"The makeup of a town's water supply and sewage disposal should be a factor in how dense a 40B development is," said Risso.
Cahill agreed. "Smaller 40B developments may work, but the impact of the larger development like Coventry Woods could have very serious and irreversible effects. The 40B regulations do not seem to have provisions for towns like Carlisle."
"From my limited experience, 40B creates such a burden on our town boards that it will burn out local government volunteers. These developers can come into small towns like ours and completely overwhelm the system," Cahill warned.
The public face of the BOH
While many things have changed over the years regarding the Board of Health, one of them has remained the same: Linda Fantasia, who has been greeting the public at the BOH office for over 20 years.
Fantasia began working as the Board of Health Agent part time in 1986, when the board had three members and office workers still used electric typewriters. Fantasia was the first staff person hired for the BOH. She worked at a large Oak table at the town offices, then housed in the library. All phone calls went through the single phone in the Town Clerk's office, but many callers found it more convenient to call Fantasia at home, where she did half of her work anyway.

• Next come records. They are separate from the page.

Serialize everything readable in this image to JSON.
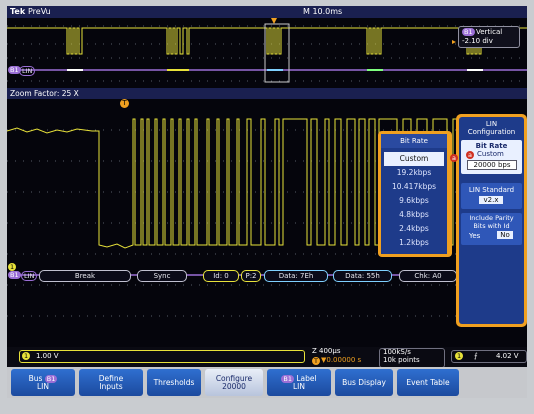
{
  "top": {
    "tek": "Tek",
    "mode": "PreVu",
    "timebase": "M 10.0ms"
  },
  "overview": {
    "vertical_label": "Vertical",
    "vertical_value": "-2.10 div",
    "bus_chip": "LIN",
    "vert_chip": "B1",
    "bus_marker": "B1"
  },
  "zoom": {
    "factor_label": "Zoom Factor: 25 X",
    "trigger_marker": "T",
    "ch1_marker": "1",
    "bus_marker": "B1",
    "bus_chip": "LIN"
  },
  "bus_decode": [
    {
      "label": "Break"
    },
    {
      "label": "Sync"
    },
    {
      "label": "Id: 0"
    },
    {
      "label": "P:2"
    },
    {
      "label": "Data: 7Eh"
    },
    {
      "label": "Data: 55h"
    },
    {
      "label": "Chk: A0"
    }
  ],
  "bitrate_menu": {
    "title": "Bit Rate",
    "items": [
      "Custom",
      "19.2kbps",
      "10.417kbps",
      "9.6kbps",
      "4.8kbps",
      "2.4kbps",
      "1.2kbps"
    ],
    "selected": "Custom"
  },
  "side_panel": {
    "title_line1": "LIN",
    "title_line2": "Configuration",
    "bitrate_label": "Bit Rate",
    "bitrate_knob": "a",
    "bitrate_mode": "Custom",
    "bitrate_value": "20000 bps",
    "standard_label": "LIN Standard",
    "standard_value": "v2.x",
    "parity_line1": "Include Parity",
    "parity_line2": "Bits with Id",
    "parity_yes": "Yes",
    "parity_no": "No",
    "knob_marker": "a"
  },
  "status": {
    "ch1_num": "1",
    "ch1_scale": "1.00 V",
    "horiz_scale": "Z 400µs",
    "horiz_pos_chip": "T",
    "horiz_pos": "▼0.00000 s",
    "sample_rate": "100kS/s",
    "record_len": "10k points",
    "trig_ch": "1",
    "trig_slope": "⨍",
    "trig_level": "4.02 V"
  },
  "buttons": [
    {
      "line1": "Bus",
      "chip": "B1",
      "line2": "LIN"
    },
    {
      "line1": "Define",
      "line2": "Inputs"
    },
    {
      "line1": "Thresholds"
    },
    {
      "line1": "Configure",
      "line2": "20000"
    },
    {
      "chip": "B1",
      "line1": "Label",
      "line2": "LIN"
    },
    {
      "line1": "Bus Display"
    },
    {
      "line1": "Event Table"
    }
  ],
  "colors": {
    "ch1": "#e8e23a",
    "bus": "#9b6fd6",
    "accent": "#f0a020",
    "menu": "#1e3b8a"
  }
}
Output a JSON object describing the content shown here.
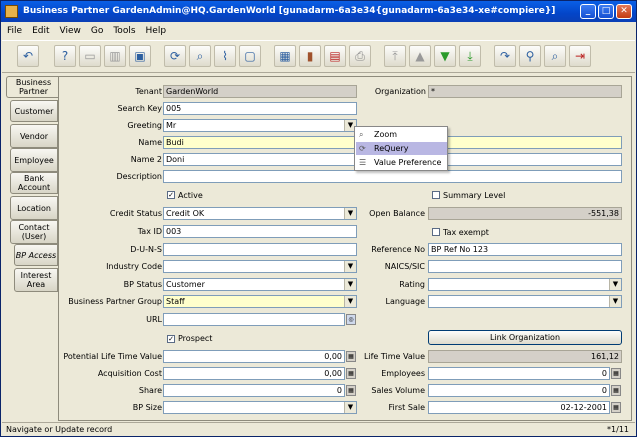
{
  "window": {
    "title": "Business Partner  GardenAdmin@HQ.GardenWorld [gunadarm-6a3e34{gunadarm-6a3e34-xe#compiere}]"
  },
  "menu": [
    "File",
    "Edit",
    "View",
    "Go",
    "Tools",
    "Help"
  ],
  "tabs": [
    {
      "label": "Business Partner"
    },
    {
      "label": "Customer"
    },
    {
      "label": "Vendor"
    },
    {
      "label": "Employee"
    },
    {
      "label": "Bank Account"
    },
    {
      "label": "Location"
    },
    {
      "label": "Contact (User)"
    },
    {
      "label": "BP Access"
    },
    {
      "label": "Interest Area"
    }
  ],
  "form": {
    "tenant": {
      "label": "Tenant",
      "value": "GardenWorld"
    },
    "organization": {
      "label": "Organization",
      "value": "*"
    },
    "search_key": {
      "label": "Search Key",
      "value": "005"
    },
    "greeting": {
      "label": "Greeting",
      "value": "Mr"
    },
    "name": {
      "label": "Name",
      "value": "Budi"
    },
    "name2": {
      "label": "Name 2",
      "value": "Doni"
    },
    "description": {
      "label": "Description",
      "value": ""
    },
    "active": {
      "label": "Active",
      "checked": true
    },
    "summary_level": {
      "label": "Summary Level",
      "checked": false
    },
    "credit_status": {
      "label": "Credit Status",
      "value": "Credit OK"
    },
    "open_balance": {
      "label": "Open Balance",
      "value": "-551,38"
    },
    "tax_id": {
      "label": "Tax ID",
      "value": "003"
    },
    "tax_exempt": {
      "label": "Tax exempt",
      "checked": false
    },
    "duns": {
      "label": "D-U-N-S",
      "value": ""
    },
    "reference_no": {
      "label": "Reference No",
      "value": "BP Ref No 123"
    },
    "industry_code": {
      "label": "Industry Code",
      "value": ""
    },
    "naics": {
      "label": "NAICS/SIC",
      "value": ""
    },
    "bp_status": {
      "label": "BP Status",
      "value": "Customer"
    },
    "rating": {
      "label": "Rating",
      "value": ""
    },
    "bp_group": {
      "label": "Business Partner Group",
      "value": "Staff"
    },
    "language": {
      "label": "Language",
      "value": ""
    },
    "url": {
      "label": "URL",
      "value": ""
    },
    "prospect": {
      "label": "Prospect",
      "checked": true
    },
    "link_org": {
      "label": "Link Organization"
    },
    "potential_ltv": {
      "label": "Potential Life Time Value",
      "value": "0,00"
    },
    "ltv": {
      "label": "Life Time Value",
      "value": "161,12"
    },
    "acq_cost": {
      "label": "Acquisition Cost",
      "value": "0,00"
    },
    "employees": {
      "label": "Employees",
      "value": "0"
    },
    "share": {
      "label": "Share",
      "value": "0"
    },
    "sales_volume": {
      "label": "Sales Volume",
      "value": "0"
    },
    "bp_size": {
      "label": "BP Size",
      "value": ""
    },
    "first_sale": {
      "label": "First Sale",
      "value": "02-12-2001"
    }
  },
  "popup": {
    "items": [
      "Zoom",
      "ReQuery",
      "Value Preference"
    ]
  },
  "status": {
    "message": "Navigate or Update record",
    "record": "*1/11"
  }
}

After outgrowing their library office in the late '80s, the BOH, Planning Board and Conservation Commission were given office space in a classroom in the Spalding Building. The BOH moved again in 1994 to Westford Street, where the Mosquito is currently located. The BOH found a permanent home at the brand new Town Hall near the town center in 1997.
Changes over the years? Plenty. For instance, "we didn't have Lyme Disease or West Nile Virus," recalls Fantasia. "But we did have the same amount of mosquitoes."
By 1995 the board decided they needed regular office hours and officially promoted their agent to full-time status. The workload has continued to expand, and a couple of years ago the size of the board was increased from three to five members. Mary de Alderete has joined the BOH staff as a part-time administrative assistant.
The Federal Department of Homeland Security and Center for Disease Control require local boards of health to plan for public health emergencies, and Carlisle is working toward developing 24/7 coverage for its BOH. Regional mutual aid agreements are being developed and the Medical Reserve Corps now has 38 volunteers who are being trained to help during a variety of potential public health crises.
Outreach and education
The BOH office responds to phone inquiries about water testing, Lyme Disease, West Nile Virus, Triple E, rabies and other public health topics. The BOH sponsors rabies clinics, flu clinics, health fairs, well testing, hazard waste collection and a number of other services described on their web site.
What is most rewarding about being a member of the Carlisle Board of Health? Brem says he enjoys "helping people accomplish their goals while protecting public health" and "looking at innovative and different solutions." Both Holland and Risso say they like "helping the community." For Cahill, "learning about hydrology and septic systems" and "working with the other board members to make thoughtful and effective board determinations and policies" are meaningful rewards.
"It is a very worthwhile board to volunteer one's time on," offers Bedrosian. "Our work is important to the health and well being of our residents and the town and its natural resources."
© 2007 The